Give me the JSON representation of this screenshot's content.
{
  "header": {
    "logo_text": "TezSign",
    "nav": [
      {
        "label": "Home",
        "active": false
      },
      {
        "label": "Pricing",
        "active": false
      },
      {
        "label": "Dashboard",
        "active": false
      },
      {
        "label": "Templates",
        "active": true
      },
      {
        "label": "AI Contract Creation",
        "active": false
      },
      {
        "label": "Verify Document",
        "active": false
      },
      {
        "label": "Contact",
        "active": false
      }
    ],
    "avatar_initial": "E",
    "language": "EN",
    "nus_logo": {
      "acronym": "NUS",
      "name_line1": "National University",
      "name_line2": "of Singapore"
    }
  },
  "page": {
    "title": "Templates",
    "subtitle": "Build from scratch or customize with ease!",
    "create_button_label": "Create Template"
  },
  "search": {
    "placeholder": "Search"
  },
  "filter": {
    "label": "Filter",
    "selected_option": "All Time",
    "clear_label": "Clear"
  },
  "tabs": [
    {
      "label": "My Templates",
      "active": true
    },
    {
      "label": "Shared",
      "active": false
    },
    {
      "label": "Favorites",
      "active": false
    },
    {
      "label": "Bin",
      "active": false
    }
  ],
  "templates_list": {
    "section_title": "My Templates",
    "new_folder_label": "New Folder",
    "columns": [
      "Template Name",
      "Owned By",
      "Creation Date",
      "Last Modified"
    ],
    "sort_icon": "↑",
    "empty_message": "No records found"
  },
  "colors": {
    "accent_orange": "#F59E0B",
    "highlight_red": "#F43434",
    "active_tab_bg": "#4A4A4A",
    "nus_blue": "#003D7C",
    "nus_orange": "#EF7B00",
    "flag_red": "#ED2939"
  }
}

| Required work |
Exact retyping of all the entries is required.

| Output of the exercise |
Give me the JSON representation of this screenshot's content.
{
  "header": {
    "logo_text": "TezSign",
    "nav": [
      {
        "label": "Home",
        "active": false
      },
      {
        "label": "Pricing",
        "active": false
      },
      {
        "label": "Dashboard",
        "active": false
      },
      {
        "label": "Templates",
        "active": true
      },
      {
        "label": "AI Contract Creation",
        "active": false
      },
      {
        "label": "Verify Document",
        "active": false
      },
      {
        "label": "Contact",
        "active": false
      }
    ],
    "avatar_initial": "E",
    "language": "EN",
    "nus_logo": {
      "acronym": "NUS",
      "name_line1": "National University",
      "name_line2": "of Singapore"
    }
  },
  "page": {
    "title": "Templates",
    "subtitle": "Build from scratch or customize with ease!",
    "create_button_label": "Create Template"
  },
  "search": {
    "placeholder": "Search"
  },
  "filter": {
    "label": "Filter",
    "selected_option": "All Time",
    "clear_label": "Clear"
  },
  "tabs": [
    {
      "label": "My Templates",
      "active": true
    },
    {
      "label": "Shared",
      "active": false
    },
    {
      "label": "Favorites",
      "active": false
    },
    {
      "label": "Bin",
      "active": false
    }
  ],
  "templates_list": {
    "section_title": "My Templates",
    "new_folder_label": "New Folder",
    "columns": [
      "Template Name",
      "Owned By",
      "Creation Date",
      "Last Modified"
    ],
    "sort_icon": "↑",
    "empty_message": "No records found"
  },
  "colors": {
    "accent_orange": "#F59E0B",
    "highlight_red": "#F43434",
    "active_tab_bg": "#4A4A4A",
    "nus_blue": "#003D7C",
    "nus_orange": "#EF7B00",
    "flag_red": "#ED2939"
  }
}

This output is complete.